At its most basic level esports is the act of people playing video games against each other for money. Millions will tune in to the biggest competitions, which are all streamed online and some are broadcast on major TV networks around the globe. Then of course there are the fans that go to the events, creating some of the loudest live crowds in the world. Total Esports viewership is expected to grow at a 9% compound annual growth rate (CAGR) between 2019 and 2023, up from 454 million in 2019 to 646 million in 2023, insider intelligence predicts.
COVID-19 turned arena attendances into virtual tournaments
Of course, most recently, this growth has been helped by the COVID-19 pandemic. Whilst traditional sports ground to a halt in terms of fans, Esports leagues expanded significantly. And whilst some leagues lost money in terms of arena attendances, most Esports leagues were able to consolidate and grow through online virtual tournaments.
It was predictable that with the growth of Esports, so would come licensing, enabling fans to support their teams and stars at the same time as being able to watch them virtually and become involved.
Brands embrace Esports related content
As a result of the growth, it’s no surprise that brands such as DHL, Mercedes and even Turtle Wax have been embraced by the Esports world after they made brilliant Esports related content with Esports influencers around their sponsorship of events and teams. On the financial side of things it has only really been the last five to seven years where significant money has started to come in, and at this stage the large majority of it comes from media rights, advertising and sponsorship. For example, Blizzard’s Overwatch League competition signed a broadcast deal with online streaming platform Twitch that was worth $90 million over two years.
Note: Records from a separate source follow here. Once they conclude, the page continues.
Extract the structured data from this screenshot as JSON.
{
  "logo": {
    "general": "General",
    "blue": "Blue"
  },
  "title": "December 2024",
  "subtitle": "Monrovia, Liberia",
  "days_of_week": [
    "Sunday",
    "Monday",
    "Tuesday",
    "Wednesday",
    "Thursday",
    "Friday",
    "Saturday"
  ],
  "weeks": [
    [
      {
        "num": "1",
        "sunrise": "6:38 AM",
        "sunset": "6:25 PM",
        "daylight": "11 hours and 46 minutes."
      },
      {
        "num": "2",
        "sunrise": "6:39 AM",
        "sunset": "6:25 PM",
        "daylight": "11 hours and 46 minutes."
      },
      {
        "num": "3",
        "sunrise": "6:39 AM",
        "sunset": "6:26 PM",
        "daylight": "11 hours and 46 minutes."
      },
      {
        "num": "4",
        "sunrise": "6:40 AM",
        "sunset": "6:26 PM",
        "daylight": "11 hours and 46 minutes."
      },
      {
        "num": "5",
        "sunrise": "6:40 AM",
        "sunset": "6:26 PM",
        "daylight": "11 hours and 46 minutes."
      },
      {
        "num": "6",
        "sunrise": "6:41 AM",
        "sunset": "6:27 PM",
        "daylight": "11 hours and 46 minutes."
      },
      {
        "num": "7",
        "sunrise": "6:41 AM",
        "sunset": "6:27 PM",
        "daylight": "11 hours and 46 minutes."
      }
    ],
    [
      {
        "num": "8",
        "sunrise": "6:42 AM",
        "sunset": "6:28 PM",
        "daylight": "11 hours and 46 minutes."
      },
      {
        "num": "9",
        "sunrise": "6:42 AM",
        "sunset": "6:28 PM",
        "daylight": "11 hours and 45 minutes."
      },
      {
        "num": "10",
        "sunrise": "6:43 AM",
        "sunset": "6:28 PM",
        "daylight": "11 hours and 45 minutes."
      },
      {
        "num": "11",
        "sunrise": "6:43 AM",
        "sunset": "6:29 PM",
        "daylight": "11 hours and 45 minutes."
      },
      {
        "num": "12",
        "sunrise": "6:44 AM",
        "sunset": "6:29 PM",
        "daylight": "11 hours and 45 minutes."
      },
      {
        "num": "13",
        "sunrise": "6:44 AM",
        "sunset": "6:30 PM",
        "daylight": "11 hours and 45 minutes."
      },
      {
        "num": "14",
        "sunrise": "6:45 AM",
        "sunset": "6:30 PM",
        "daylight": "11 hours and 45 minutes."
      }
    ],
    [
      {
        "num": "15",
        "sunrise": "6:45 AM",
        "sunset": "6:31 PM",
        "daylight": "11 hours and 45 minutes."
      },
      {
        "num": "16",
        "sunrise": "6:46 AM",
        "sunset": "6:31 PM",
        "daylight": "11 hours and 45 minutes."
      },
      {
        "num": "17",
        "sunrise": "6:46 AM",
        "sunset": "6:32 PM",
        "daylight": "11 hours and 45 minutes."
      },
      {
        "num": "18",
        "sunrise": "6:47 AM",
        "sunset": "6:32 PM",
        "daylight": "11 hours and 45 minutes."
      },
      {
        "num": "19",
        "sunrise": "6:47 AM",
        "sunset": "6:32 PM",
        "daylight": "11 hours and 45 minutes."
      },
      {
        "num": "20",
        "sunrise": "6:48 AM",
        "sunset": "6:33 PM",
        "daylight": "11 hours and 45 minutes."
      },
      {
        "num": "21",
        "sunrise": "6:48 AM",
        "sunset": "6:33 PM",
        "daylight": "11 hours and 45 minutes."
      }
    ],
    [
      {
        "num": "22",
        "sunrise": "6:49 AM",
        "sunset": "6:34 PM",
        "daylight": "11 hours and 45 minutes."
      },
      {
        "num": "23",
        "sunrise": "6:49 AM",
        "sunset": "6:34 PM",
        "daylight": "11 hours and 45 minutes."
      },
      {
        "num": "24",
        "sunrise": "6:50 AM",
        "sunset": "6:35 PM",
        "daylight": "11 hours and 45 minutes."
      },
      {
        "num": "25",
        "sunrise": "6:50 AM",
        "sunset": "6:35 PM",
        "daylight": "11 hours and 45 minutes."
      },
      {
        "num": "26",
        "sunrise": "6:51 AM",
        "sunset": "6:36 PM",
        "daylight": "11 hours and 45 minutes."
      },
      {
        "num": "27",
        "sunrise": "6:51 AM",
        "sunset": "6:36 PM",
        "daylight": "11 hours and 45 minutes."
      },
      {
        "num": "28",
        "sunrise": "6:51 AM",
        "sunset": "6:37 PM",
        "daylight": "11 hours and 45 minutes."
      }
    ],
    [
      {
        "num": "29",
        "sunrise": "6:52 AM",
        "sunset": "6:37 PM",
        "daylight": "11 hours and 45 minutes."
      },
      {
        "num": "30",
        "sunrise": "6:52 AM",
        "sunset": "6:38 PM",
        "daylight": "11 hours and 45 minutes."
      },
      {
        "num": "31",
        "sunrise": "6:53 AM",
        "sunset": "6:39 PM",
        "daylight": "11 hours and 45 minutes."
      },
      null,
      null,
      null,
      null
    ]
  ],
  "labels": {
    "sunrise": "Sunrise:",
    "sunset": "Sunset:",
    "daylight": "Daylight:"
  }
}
It’s not NFL or Premier League money, but in a few years it is very likely to be as lucrative as live sports.
Esports and merchandising
At the moment, data suggests that Esports fans are likely to spend less on merchandise than their counterpart fans of live sports. But many companies are suggesting that this will change in the coming years and merchandise, from apparel to toys and all points in between, will become a huge income generator for the Esports leagues as their popularity grows. Another reason why so many consumer product companies are showing interest in the sector is its ability to reach a youth market that has traditionally been difficult to reach in terms of merchandise.
Clearly there is a huge opportunity in Esports – one that is only really now becoming clearer and, in contrast to most other sectors, one that has actually been helped by the pandemic. So where will the industry move to next? The future of Esports will likely be powered by mobile, which will allow even more gamers and fans to pour in.
About the author
Francesca Ash, is publisher of Total Licensing. The licensing trade magazine gives detailed insight in key licensing market sectors. The combined online & quarterly printed publication features news, trends and developments in entertainment, brand, celebrity, sports etc around the world.